▸ Stored data:

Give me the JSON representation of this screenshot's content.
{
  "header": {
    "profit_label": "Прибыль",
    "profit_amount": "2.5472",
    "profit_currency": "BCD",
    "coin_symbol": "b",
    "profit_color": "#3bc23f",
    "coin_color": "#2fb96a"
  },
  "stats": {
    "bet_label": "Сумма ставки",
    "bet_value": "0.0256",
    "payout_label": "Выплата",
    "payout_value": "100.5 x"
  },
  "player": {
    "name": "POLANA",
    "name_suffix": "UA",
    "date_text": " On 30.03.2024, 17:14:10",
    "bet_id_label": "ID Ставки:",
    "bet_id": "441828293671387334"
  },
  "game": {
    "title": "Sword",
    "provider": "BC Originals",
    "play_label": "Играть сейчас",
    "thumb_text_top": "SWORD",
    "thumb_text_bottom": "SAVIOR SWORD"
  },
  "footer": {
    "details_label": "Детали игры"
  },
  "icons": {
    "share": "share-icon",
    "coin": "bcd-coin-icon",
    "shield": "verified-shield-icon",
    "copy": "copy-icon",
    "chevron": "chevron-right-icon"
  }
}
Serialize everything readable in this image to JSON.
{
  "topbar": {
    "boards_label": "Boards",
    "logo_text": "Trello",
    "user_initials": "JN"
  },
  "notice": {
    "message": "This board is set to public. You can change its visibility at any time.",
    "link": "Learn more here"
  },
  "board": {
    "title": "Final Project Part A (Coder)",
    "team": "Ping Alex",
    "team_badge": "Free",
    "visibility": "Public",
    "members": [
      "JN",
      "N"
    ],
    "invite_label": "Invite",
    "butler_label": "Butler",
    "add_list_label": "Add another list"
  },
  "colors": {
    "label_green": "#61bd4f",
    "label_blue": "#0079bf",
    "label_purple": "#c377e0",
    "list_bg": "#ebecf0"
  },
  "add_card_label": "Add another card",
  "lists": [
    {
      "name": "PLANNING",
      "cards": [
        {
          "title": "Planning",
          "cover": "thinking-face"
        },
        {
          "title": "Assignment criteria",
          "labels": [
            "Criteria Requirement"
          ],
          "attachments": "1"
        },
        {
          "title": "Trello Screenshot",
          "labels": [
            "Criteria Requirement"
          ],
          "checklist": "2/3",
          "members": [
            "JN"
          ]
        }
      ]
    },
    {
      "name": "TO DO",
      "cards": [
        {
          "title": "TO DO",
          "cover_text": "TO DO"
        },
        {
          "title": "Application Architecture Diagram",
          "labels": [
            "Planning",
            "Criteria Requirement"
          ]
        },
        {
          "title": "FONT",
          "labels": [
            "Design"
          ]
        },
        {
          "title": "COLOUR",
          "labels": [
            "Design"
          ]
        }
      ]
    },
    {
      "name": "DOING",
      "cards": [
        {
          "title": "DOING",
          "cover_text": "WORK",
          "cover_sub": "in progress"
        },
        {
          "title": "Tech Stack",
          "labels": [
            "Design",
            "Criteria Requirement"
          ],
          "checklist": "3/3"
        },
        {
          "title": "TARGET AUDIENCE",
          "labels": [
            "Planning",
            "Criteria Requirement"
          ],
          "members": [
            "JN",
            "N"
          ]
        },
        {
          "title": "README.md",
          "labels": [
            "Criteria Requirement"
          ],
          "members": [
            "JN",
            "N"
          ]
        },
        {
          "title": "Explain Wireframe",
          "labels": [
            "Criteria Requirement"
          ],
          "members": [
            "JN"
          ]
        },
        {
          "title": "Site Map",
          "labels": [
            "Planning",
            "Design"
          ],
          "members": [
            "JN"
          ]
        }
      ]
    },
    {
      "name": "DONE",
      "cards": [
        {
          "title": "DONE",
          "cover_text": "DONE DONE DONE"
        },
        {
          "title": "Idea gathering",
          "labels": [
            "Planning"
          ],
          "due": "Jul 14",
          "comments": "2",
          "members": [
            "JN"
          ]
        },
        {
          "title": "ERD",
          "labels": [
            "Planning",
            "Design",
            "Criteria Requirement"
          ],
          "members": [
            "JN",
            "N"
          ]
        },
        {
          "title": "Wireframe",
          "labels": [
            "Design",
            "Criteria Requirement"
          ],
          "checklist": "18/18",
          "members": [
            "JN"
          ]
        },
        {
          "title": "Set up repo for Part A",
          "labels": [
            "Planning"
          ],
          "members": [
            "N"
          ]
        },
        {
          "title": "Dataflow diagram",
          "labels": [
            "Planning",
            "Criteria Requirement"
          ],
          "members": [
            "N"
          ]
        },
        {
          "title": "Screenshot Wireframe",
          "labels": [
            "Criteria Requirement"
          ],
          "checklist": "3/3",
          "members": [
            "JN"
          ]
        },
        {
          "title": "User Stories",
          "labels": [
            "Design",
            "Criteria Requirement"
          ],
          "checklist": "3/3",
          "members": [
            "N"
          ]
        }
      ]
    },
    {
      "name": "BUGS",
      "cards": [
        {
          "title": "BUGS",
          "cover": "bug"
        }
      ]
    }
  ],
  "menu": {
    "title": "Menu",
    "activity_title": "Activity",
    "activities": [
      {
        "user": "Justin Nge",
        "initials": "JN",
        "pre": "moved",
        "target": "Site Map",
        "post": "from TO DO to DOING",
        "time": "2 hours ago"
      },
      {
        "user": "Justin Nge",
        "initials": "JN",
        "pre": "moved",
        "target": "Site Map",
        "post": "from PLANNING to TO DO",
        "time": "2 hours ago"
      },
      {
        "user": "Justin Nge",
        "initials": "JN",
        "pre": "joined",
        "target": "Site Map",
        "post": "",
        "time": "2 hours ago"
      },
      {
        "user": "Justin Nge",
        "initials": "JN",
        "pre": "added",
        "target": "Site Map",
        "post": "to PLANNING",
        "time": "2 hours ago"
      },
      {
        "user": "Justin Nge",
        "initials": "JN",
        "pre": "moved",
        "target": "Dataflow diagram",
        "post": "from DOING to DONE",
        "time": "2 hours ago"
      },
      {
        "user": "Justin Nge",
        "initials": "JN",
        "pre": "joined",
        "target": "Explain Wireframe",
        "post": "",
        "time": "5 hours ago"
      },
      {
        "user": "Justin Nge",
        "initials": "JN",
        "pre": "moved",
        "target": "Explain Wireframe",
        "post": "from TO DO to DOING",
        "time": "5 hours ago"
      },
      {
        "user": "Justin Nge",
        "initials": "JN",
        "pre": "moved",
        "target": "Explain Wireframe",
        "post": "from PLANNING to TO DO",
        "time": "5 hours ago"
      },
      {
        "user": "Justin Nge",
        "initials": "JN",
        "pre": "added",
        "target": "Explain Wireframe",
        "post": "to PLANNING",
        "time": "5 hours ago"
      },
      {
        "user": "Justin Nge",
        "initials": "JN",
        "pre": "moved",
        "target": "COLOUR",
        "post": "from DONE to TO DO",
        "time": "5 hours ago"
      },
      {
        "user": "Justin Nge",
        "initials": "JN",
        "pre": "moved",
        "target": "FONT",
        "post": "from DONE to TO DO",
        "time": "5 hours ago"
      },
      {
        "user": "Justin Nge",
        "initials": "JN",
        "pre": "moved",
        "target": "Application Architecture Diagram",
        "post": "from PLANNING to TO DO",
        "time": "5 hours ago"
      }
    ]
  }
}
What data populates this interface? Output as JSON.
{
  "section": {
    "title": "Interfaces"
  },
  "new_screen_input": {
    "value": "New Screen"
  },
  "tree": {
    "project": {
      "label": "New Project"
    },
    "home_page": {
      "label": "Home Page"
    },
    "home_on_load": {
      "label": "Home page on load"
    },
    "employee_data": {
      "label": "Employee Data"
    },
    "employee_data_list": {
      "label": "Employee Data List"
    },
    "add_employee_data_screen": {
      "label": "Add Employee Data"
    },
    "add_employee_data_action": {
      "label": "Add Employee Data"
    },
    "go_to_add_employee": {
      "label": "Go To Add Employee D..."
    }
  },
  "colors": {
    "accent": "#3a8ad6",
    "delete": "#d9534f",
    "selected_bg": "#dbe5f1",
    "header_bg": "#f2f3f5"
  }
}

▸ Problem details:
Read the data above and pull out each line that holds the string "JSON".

▸ Reply to the exercise:
Give me the JSON representation of this screenshot's content.
Serialize everything readable in this image to JSON.
What data populates this interface? Output as JSON.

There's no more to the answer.